##### Data section #####
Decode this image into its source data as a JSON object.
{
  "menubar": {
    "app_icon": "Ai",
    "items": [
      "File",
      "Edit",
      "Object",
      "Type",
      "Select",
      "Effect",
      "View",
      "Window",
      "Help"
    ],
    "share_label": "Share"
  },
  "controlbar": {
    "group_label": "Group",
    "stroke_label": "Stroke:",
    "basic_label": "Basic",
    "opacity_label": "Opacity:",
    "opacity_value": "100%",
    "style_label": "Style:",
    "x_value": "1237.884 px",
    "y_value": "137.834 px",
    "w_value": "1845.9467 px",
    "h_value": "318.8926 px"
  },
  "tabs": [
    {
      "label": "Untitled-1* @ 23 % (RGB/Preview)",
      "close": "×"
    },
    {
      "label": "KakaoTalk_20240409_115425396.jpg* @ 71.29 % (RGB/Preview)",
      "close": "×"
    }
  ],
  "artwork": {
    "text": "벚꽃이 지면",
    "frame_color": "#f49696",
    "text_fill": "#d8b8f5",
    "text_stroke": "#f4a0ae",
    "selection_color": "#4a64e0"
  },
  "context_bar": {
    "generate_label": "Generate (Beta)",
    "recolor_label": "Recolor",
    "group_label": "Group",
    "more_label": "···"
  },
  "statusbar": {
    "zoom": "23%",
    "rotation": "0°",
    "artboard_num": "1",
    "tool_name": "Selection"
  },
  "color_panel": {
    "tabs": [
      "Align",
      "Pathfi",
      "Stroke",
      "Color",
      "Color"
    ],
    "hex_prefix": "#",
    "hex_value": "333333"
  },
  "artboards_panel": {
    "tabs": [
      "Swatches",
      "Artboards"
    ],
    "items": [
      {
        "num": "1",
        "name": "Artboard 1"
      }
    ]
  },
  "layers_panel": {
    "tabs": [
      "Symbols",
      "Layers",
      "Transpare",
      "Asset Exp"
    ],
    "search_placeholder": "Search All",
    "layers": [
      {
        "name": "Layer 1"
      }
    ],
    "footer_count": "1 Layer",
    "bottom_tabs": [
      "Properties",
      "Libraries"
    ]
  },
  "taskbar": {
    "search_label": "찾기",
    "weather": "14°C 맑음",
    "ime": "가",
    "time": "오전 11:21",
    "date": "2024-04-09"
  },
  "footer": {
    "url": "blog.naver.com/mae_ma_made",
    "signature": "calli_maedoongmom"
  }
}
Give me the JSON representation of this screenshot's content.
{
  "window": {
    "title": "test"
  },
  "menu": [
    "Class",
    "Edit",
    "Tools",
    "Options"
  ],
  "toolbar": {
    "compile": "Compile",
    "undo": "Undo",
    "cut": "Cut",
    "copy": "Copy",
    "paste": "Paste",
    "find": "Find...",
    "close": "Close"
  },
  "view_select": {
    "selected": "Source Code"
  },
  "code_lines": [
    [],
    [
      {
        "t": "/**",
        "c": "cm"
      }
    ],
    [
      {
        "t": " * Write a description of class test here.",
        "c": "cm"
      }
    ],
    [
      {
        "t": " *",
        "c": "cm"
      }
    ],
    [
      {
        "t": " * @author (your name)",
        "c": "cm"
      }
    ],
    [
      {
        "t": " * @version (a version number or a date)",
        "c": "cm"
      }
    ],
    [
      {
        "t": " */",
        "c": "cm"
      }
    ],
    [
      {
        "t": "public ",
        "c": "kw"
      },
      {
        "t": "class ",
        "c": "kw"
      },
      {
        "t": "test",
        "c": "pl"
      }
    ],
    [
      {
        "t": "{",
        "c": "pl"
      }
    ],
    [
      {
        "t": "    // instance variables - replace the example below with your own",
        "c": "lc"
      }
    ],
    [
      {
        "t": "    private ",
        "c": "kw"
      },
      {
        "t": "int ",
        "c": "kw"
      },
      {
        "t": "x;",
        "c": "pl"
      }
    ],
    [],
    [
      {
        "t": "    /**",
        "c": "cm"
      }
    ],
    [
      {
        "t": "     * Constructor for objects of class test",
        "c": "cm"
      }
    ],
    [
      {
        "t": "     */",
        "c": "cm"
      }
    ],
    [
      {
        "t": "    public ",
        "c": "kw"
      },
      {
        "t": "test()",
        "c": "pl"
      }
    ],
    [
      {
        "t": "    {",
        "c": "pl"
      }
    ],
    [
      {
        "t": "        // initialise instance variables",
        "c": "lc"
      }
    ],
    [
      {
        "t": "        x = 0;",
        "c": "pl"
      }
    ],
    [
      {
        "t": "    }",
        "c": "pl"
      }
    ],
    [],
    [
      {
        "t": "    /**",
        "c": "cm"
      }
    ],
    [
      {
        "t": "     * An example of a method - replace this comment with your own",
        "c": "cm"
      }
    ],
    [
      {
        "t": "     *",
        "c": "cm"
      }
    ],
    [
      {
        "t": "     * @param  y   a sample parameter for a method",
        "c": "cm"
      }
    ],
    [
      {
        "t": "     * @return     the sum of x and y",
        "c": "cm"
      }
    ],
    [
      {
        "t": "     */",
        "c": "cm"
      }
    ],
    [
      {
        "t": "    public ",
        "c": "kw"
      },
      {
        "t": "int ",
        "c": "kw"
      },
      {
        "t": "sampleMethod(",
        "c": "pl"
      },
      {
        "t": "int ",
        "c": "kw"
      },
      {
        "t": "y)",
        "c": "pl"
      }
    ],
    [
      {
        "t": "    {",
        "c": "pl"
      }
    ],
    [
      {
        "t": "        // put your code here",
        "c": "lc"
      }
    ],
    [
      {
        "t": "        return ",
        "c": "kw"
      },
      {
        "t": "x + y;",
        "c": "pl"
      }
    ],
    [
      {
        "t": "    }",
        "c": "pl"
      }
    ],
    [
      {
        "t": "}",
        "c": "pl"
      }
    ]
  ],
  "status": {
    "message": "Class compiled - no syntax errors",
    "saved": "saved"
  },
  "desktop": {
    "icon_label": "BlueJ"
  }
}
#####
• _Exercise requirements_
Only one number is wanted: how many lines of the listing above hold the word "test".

• _Output_
5